Renowned writer Philip Pullman has called for a reintroduction of a minimum price for books to protect independent bookshops, calling them “the lantern bearers of civilisation”. But while the Booksellers Association thinks the suggestion should be considered, the Publishers Association has argued that 'there is no prospect" of it happening and instead believes different measures are needed.
Speaking to the Sunday Times yesterday (30th July), Pullman, who is president of the Society of Authors, lamented the dissolution of the Net Book Agreement in 1997, which meant that all books were sold at the same price, aside from occasional discounting in special circumstances.
He said: “There is an insane, inhumane and perverted belief that the market knows best, and that it is something natural, like gravity, which we can do nothing to alter. But of course we can alter the way the market works. It’s a human construction.”
He added: “I very much want independent booksellers to survive and prosper. It’s not exaggerating to say that they are the lantern bearers of civilisation.”
He was speaking after indie booksellers slammed heavy discounting on pre-orders of his much-anticipated title La Belle Sauvage, the first in the Book of Dust series, set to be released on 19th October (Penguin Random House and David Fickling Books). The title’s r.r.p. is £20, but many retailers such as Amazon, Tesco, W H Smith, Waterstones and Foyles are selling it for £10.
At the time Tamsin Rosewell, bookseller at Kenilworth Bookshop in Warwickshire, said as much as she would like to, there was “no financial point" in stocking La Belle Sauvage because it was “so heavily discounted we can’t even buy it into the shop for the price that it’s being sold to the public elsewhere”.
Rosewell also lamented the abolishment of the Net Book Agreement and said the current approach, which enables retailers to choose their own prices, was "actually pretty close to chaos" and "enormously detrimental" to authors.
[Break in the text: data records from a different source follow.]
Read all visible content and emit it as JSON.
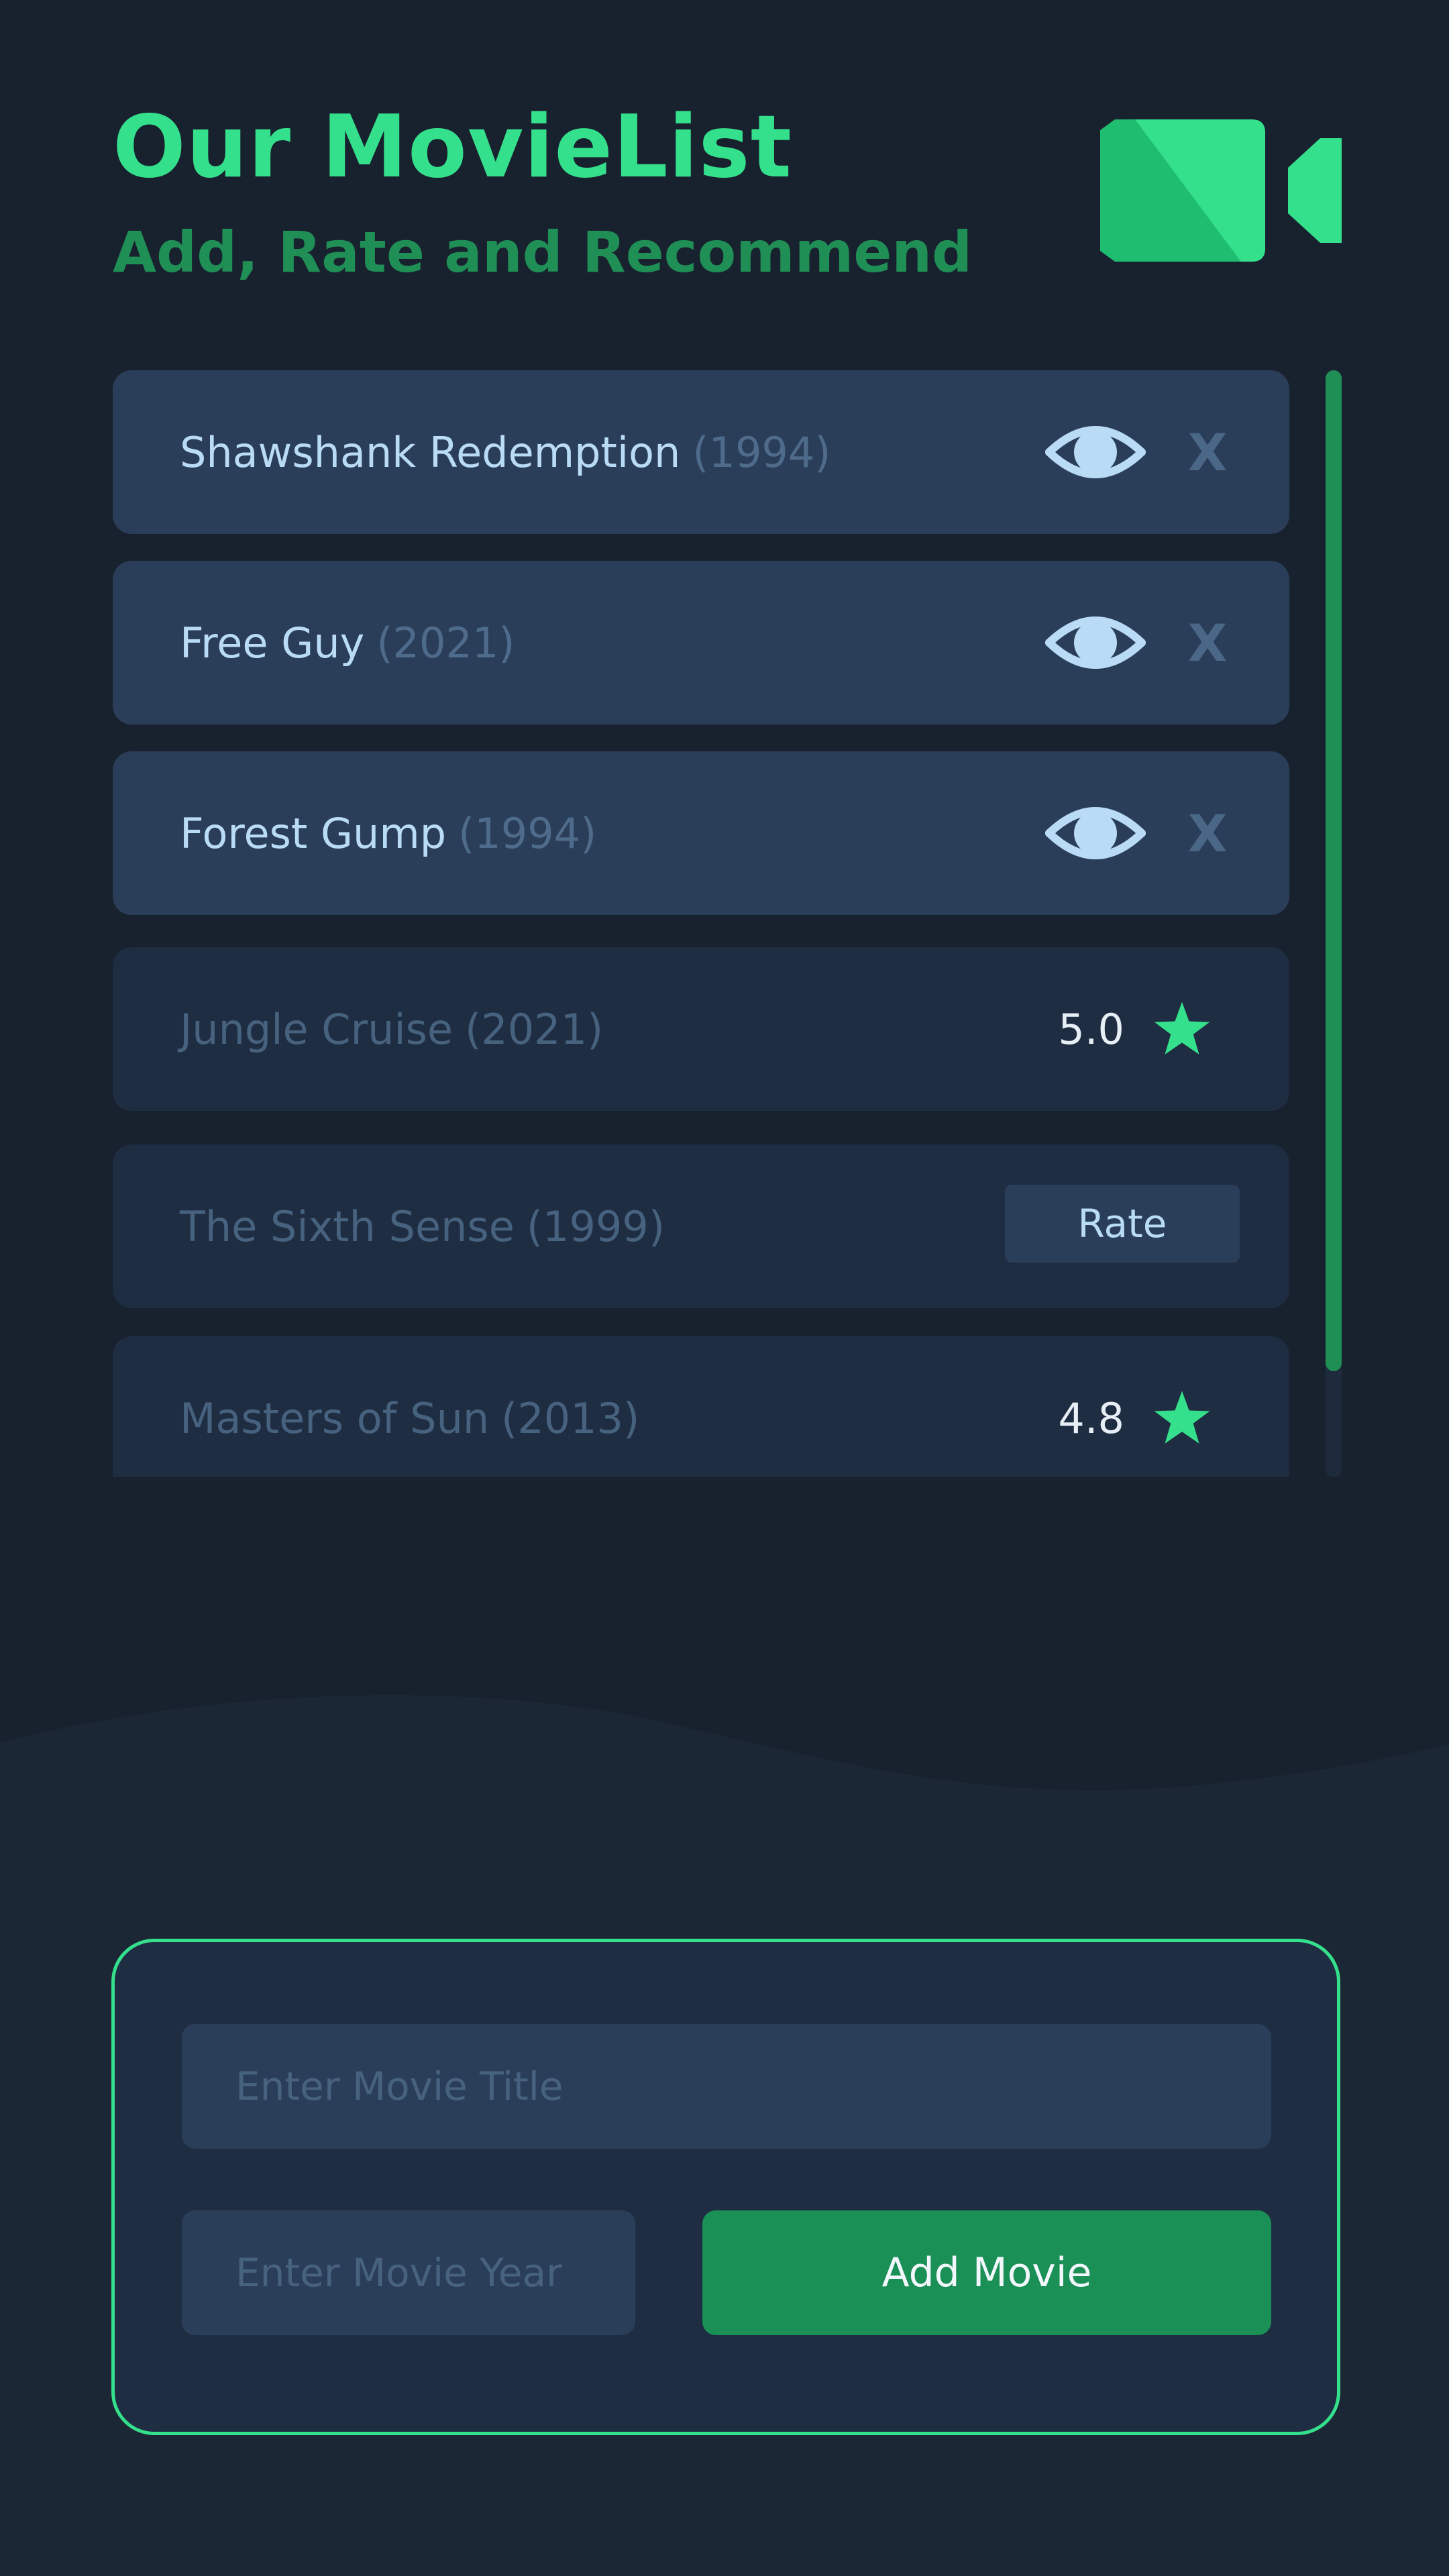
{
  "header": {
    "title": "Our MovieList",
    "subtitle": "Add, Rate and Recommend",
    "logo_icon": "video-camera-icon"
  },
  "movies": [
    {
      "title": "Shawshank Redemption",
      "year": "(1994)",
      "watched": false
    },
    {
      "title": "Free Guy",
      "year": "(2021)",
      "watched": false
    },
    {
      "title": "Forest Gump",
      "year": "(1994)",
      "watched": false
    },
    {
      "title": "Jungle Cruise",
      "year": "(2021)",
      "watched": true,
      "rating": "5.0"
    },
    {
      "title": "The Sixth Sense",
      "year": "(1999)",
      "watched": true,
      "rate_label": "Rate"
    },
    {
      "title": "Masters of Sun",
      "year": "(2013)",
      "watched": true,
      "rating": "4.8"
    }
  ],
  "actions": {
    "remove_label": "X",
    "mark_watched_icon": "eye-icon",
    "rating_icon": "star-icon"
  },
  "form": {
    "title_placeholder": "Enter Movie Title",
    "year_placeholder": "Enter Movie Year",
    "add_button_label": "Add Movie"
  },
  "colors": {
    "background": "#18222f",
    "accent": "#35e08c",
    "accent_dark": "#1f8f55",
    "card_unwatched": "#2b3e59",
    "card_watched": "#1f2d42"
  }
}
On Friday (28th July), the Society of Authors chief executive Nicola Solomon wrote an open letter to publishers printed in The Bookseller calling for them to beware that special sales or “ultra-high” discounted sales do not damage authors’ overall earnings or the market for full-price sales.
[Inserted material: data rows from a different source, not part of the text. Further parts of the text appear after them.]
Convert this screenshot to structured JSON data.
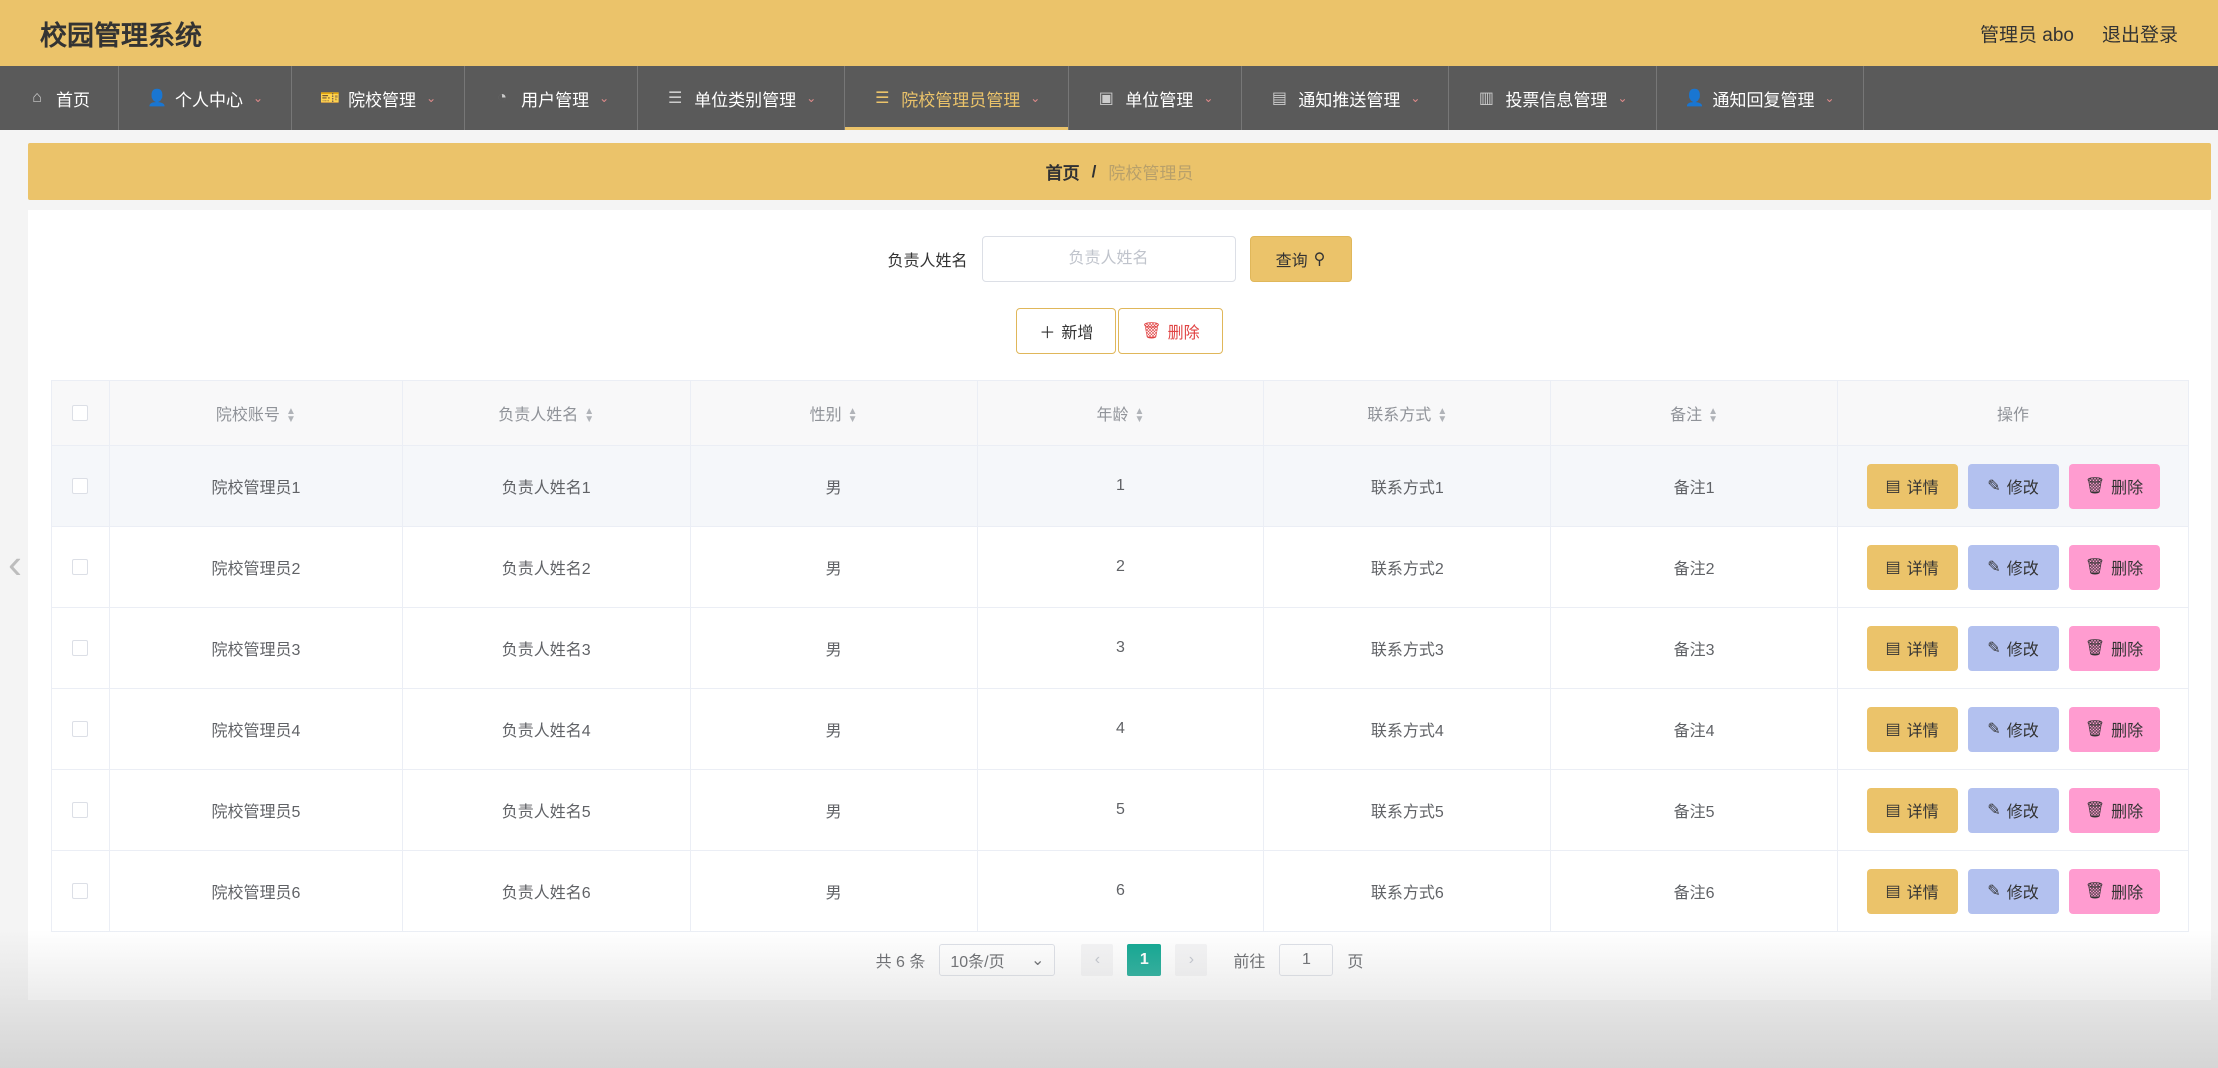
{
  "header": {
    "title": "校园管理系统",
    "user": "管理员 abo",
    "logout": "退出登录"
  },
  "nav": [
    {
      "label": "首页",
      "icon": "home-icon",
      "glyph": "⌂",
      "dropdown": false,
      "active": false
    },
    {
      "label": "个人中心",
      "icon": "user-icon",
      "glyph": "👤",
      "dropdown": true,
      "active": false
    },
    {
      "label": "院校管理",
      "icon": "ticket-icon",
      "glyph": "🎫",
      "dropdown": true,
      "active": false
    },
    {
      "label": "用户管理",
      "icon": "gauge-icon",
      "glyph": "◔",
      "dropdown": true,
      "active": false
    },
    {
      "label": "单位类别管理",
      "icon": "list-icon",
      "glyph": "☰",
      "dropdown": true,
      "active": false
    },
    {
      "label": "院校管理员管理",
      "icon": "menu-icon",
      "glyph": "☰",
      "dropdown": true,
      "active": true
    },
    {
      "label": "单位管理",
      "icon": "chart-icon",
      "glyph": "▣",
      "dropdown": true,
      "active": false
    },
    {
      "label": "通知推送管理",
      "icon": "briefcase-icon",
      "glyph": "▤",
      "dropdown": true,
      "active": false
    },
    {
      "label": "投票信息管理",
      "icon": "bar-chart-icon",
      "glyph": "▥",
      "dropdown": true,
      "active": false
    },
    {
      "label": "通知回复管理",
      "icon": "person-icon",
      "glyph": "👤",
      "dropdown": true,
      "active": false
    }
  ],
  "breadcrumb": {
    "home": "首页",
    "sep": "/",
    "current": "院校管理员"
  },
  "search": {
    "label": "负责人姓名",
    "placeholder": "负责人姓名",
    "button": "查询"
  },
  "actions": {
    "add": "新增",
    "delete": "删除"
  },
  "table": {
    "headers": [
      "院校账号",
      "负责人姓名",
      "性别",
      "年龄",
      "联系方式",
      "备注",
      "操作"
    ],
    "rows": [
      [
        "院校管理员1",
        "负责人姓名1",
        "男",
        "1",
        "联系方式1",
        "备注1"
      ],
      [
        "院校管理员2",
        "负责人姓名2",
        "男",
        "2",
        "联系方式2",
        "备注2"
      ],
      [
        "院校管理员3",
        "负责人姓名3",
        "男",
        "3",
        "联系方式3",
        "备注3"
      ],
      [
        "院校管理员4",
        "负责人姓名4",
        "男",
        "4",
        "联系方式4",
        "备注4"
      ],
      [
        "院校管理员5",
        "负责人姓名5",
        "男",
        "5",
        "联系方式5",
        "备注5"
      ],
      [
        "院校管理员6",
        "负责人姓名6",
        "男",
        "6",
        "联系方式6",
        "备注6"
      ]
    ],
    "ops": {
      "detail": "详情",
      "edit": "修改",
      "delete": "删除"
    }
  },
  "pager": {
    "total": "共 6 条",
    "size": "10条/页",
    "current": "1",
    "goto_prefix": "前往",
    "goto_value": "1",
    "goto_suffix": "页"
  },
  "colors": {
    "accent": "#ebc36a",
    "nav": "#5a5a5a",
    "page_active": "#0aa58f",
    "edit": "#b3c1ef",
    "delete": "#ff9cd0"
  }
}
However, booksellers and publishers have clashed on their stances on the issue.
The Booksellers Association praised Pullman for raising the issue in support of independent bookshops and has said the suggestion of bringing back fixed book pricing merited discussion.
“Sir Philip suggests that it is time to discuss reintroducing some form of price control. We agree. The BA Council will be discussing this at its next meeting,” Tim Godfray, c.e.o. of the BA told The Bookseller.
However, Godfray questioned the likelihood of the UK’s competition authorities allowing to such a move and pointed out the danger of UK customers being tempted to use online websites abroad such as Amazon.com, to get cheaper books instead.
“The NBA collapsed in the year Amazon was formed in Seattle. Any new arrangement would have to cope with the internet age, and globalisation of publishing and bookselling,” Godfay said. He added: “In order to work effectively, price fixing systems need the support of all the leading publishers.”
However, the Publishers Association’s c.e.o. Stephen Lotinga has dismissed any possibility of a reintroduction of a set price for books, saying "there is no prospect" of it happening. Instead, he said a better way of supporting indie bookshops was to lobby for a reduction in business rates, which threatens to leave 275 towns without a bookshop. He added that efforts also must be made to ensure greater fairness in the book retail market so that one company didn’t dominate sales.
"Publishers are entirely supportive of efforts to ensure there are as many independent booksellers as possible in the UK so that consumers have a real choice about where and how they buy their books,” Lotinga said. “The best way of achieving that is to make sure there is a level playing field in the book retail market so that no single company is able to overly dominate or behave anti-competitively.
"There is no prospect of a return to the net book agreement and we believe efforts are better focussed on matters such as supporting booksellers in their call for a reduction in business rates, which could make a genuine difference for independent retailers up and down the country."
Many European countries have fixed prices for books, including France, Germany, Spain, Italy and the Netherlands, with Belgium one-step closer to bringing the law to its country, as reported earlier this month by The Bookseller.